The episode “Please, Baby, Please” of “Black-ish”, which was controversially closed before it was broadcast by ABC due to its political content as early as 2018, will finally make it to the air on Hulu.
“Black-ish” creator Kenya Barris shared the news in a statement Monday.
“We were a year after the election and came to the end of a year that left us, like many Americans, struggling with our country’s state and worried about its future. These feelings flowed out to the side and became 22 minutes of television that I was and still am extremely proud of, “said Barris. “‘Please, darling, please’ did not air that season and although much has been speculated about its content, the episode has never been seen in public … until now.”
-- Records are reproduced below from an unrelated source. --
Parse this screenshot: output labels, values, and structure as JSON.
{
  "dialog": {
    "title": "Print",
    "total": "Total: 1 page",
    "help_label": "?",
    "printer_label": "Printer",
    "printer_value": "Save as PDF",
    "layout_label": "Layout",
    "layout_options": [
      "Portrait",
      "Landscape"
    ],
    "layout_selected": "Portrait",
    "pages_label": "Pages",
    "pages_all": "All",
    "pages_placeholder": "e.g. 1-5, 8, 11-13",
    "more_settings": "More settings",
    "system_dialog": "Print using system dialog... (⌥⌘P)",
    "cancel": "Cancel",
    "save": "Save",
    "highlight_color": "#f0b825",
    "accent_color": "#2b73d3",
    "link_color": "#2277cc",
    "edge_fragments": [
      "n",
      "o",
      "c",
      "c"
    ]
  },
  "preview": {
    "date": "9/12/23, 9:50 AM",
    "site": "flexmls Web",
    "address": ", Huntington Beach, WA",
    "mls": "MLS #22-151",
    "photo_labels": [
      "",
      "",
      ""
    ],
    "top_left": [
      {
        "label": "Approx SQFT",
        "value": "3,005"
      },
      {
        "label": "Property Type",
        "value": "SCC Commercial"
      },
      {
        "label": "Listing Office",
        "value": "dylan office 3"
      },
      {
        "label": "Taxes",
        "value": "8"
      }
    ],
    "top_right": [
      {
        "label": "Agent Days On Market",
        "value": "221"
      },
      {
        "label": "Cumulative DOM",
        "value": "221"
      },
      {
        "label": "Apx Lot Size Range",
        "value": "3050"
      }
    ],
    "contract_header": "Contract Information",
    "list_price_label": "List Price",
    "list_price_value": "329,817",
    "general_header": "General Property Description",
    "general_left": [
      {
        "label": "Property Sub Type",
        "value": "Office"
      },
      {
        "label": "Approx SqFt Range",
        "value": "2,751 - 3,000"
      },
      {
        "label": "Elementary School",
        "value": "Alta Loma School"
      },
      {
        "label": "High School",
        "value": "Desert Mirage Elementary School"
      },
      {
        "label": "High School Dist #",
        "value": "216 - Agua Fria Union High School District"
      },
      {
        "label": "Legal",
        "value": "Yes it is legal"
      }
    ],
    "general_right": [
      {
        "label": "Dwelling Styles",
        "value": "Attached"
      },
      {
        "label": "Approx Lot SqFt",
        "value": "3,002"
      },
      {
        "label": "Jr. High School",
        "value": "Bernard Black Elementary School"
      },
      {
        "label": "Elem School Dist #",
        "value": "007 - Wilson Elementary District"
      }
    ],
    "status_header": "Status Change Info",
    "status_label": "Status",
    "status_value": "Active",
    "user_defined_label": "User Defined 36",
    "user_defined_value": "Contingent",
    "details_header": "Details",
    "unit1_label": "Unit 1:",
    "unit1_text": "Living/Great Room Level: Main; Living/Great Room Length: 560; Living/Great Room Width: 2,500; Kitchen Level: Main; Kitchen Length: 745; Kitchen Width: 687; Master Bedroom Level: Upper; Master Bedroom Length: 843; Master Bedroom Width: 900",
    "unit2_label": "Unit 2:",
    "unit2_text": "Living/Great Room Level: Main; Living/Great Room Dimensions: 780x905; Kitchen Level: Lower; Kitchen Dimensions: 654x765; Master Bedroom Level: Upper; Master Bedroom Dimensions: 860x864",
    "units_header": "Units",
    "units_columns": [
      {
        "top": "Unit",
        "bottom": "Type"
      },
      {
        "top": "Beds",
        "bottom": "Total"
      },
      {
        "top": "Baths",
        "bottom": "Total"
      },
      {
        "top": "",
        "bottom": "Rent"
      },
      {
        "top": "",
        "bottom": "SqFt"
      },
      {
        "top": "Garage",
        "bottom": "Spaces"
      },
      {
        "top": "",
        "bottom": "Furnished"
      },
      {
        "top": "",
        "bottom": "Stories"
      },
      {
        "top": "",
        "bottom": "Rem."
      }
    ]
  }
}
Barris said he asked Walt Disney Television to release the episode after the rebroadcast of the show’s “Juneteenth” and “Hope” amid nationwide demonstrations for racial rights and against police medals.
“I can not wait for everyone to finally see the episode for themselves, and as was the case almost three years ago, we hope it inspires a much-requested conversation – not just about what we struggled with then or how it led to where we are now, but talks about where we want our country to move forward and, most importantly, how we get there together, ”he added.
In an interview with Amount which took place just when the news of the episode was released, “Black-ish” star Tracee Ellis Ross revealed that she has still never seen the episode and has little recollection of it.
“What I remember is that we shot the episode and then when we found that it was preserved, all I thought to myself was why? “I do not remember shooting anything that was bad, what did we do,” Ross said Amount reporter Angelique Jackson. “It will be interesting for me to look back and remember, because I really have no memory.”
At the time, ABC attributed its decision not to broadcast the episode, which was exclusively reported by Amount, to “creative differences” with Barris and the producers that they “could not resolve.”
Barris used the same “creative differences” term, but the argument over the episode was allegedly a significant factor behind his departure for a mega total deal on Netflix later that year.
Directed by Barris, the episode features Anthony Anderson’s Patriarch Dre taking care of his infant at night during an intense thunderstorm that keeps the entire household awake. Dre tries to read the child a story at bedtime, but abandons that plan when the child continues to cry. Instead, he improvises a story about going to bed that during the episode conveys many of Dre’s concerns about the country’s current state.
The section covers several political and social issues. In one scene, Dre and his eldest son Junior (Marcus Scribner) argue about athletes’ rights to kneel during the performance of the national anthem at football games.
According to a source with knowledge of the situation, ABC’s concerns about the episode were related to comments made by characters about President Donald Trump, not to football history.